2. Reedy Meadow Golf Course (formerly known as the Centre Golf Course) is a town-owned nine hole course located on Summer Street. Exquisite views of Reedy Meadow are visible from the course.

3. King Rail Reserve (formerly Colonial Golf Course) opened on May 9, 2008 by the town via a license from National Development, who recently purchased the Colonial site. April 2007 Town Meeting approved the zoning of the Colonial property to 40R status and current plans have been submitted to create mixed-use retail, office and residential. This 9-hole course will reopen this year on April 1, 2009.

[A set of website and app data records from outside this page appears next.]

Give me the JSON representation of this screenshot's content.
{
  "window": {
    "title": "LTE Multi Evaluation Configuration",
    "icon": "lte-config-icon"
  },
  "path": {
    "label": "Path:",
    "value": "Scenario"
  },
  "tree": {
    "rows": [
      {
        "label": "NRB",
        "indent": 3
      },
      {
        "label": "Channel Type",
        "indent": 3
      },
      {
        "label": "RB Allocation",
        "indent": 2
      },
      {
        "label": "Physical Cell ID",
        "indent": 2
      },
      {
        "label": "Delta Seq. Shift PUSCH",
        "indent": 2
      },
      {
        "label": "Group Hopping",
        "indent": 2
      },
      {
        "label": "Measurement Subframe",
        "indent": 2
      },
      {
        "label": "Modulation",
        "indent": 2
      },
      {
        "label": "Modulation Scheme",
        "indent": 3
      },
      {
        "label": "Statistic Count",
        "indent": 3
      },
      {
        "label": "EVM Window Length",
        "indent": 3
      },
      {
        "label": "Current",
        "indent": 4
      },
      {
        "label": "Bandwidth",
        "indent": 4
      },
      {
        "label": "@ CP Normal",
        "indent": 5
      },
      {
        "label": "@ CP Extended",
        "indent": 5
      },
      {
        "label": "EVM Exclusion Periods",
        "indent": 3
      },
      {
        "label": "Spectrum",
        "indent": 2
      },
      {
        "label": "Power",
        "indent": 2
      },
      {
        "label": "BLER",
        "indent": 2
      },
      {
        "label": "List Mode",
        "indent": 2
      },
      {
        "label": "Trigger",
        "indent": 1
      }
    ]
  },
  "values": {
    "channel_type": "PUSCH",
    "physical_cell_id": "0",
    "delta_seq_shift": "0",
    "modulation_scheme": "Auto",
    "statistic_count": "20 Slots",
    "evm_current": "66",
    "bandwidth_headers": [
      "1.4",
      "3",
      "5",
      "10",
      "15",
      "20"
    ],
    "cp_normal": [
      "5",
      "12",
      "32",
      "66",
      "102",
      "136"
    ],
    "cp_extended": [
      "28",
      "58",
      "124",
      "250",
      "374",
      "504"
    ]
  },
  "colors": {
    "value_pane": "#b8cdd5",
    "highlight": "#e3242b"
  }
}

1.  These regulations apply to all areas in the Town of Lynnfield owned by and under the control of its Conservation Commission.  Signs reading "Lynnfield Conservation Commission" shall be posted at public entrances to each such area if deemed appropriate by the Commission. These regulations shall be available at the Town Clerk's Office, the Conservation Commission Office and Police Department.
2.  All persons are welcome to enjoy themselves without charge in Conservation Areas of the Town without permit from dawn to dusk.
3.  Carrying of or discharging of firearms, bows and paintball guns, as well as hunting, shooting or trapping, are prohibited on all Conservation Areas. Fishing with State license in season is allowed unless the area is posted.
4.  Use of alcohol and illicit drugs on Lynnfield Conservation Lands is prohibited.
5.  Overnight camping will be permitted with written permission and allocation of camp site from the Conservation Commission Chairman or Administrator for organized or family groups, provided an adult is present at all times.
6.  Permission to camp may be denied at the discretion of the Conservation Commission for any reason relating to health, safety, overcrowding, forest fire danger, or prior violations of these rules by some or any of the group applying for the permit. Citizens of the Town may be given priority. Citizens of other towns may be required to present references.
7.  Conservation Areas are meant to be preserved in a natural state. Cans, bottles and garbage are to be placed in receptacles.  If receptacles are not provided, trash is to be taken away. No plants are to be removed, cut or defaced. The removal of wildlife is prohibited by State law. Fires are prohibited unless an authorized permit has been obtained from the Lynnfield Fire Department.  Firewood should be provided by the camper.
8.  No trails may be cut or marked. The building of any dam or any structure without written authorization of the Conservation Commission.
9.  Visitors to Conservation Areas are urged to leave them cleaner than they found them and to report violations of any of these rules and regulations to the Conservation Commission, any Selectman, or to the Chief of Police.
10.  No cars, trucks, dirt bikes, ATV's or other powered vehicles or tools are allowed, except for police, civil defense, fire and public works department vehicles of the Town of Lynnfield without prior written approval by the Conservation Commission.
11. The Conservation Commission does not have the personnel to patrol conservation lands, and cannot assume for the Town any liability for injuries, damage to property, or other loss to persons going on such areas. Such persons assume, by reason of entry, all risks involved.
12. Violations of these regulations shall be punishable by fines of $50 for a first offense and $100 for a subsequent offense.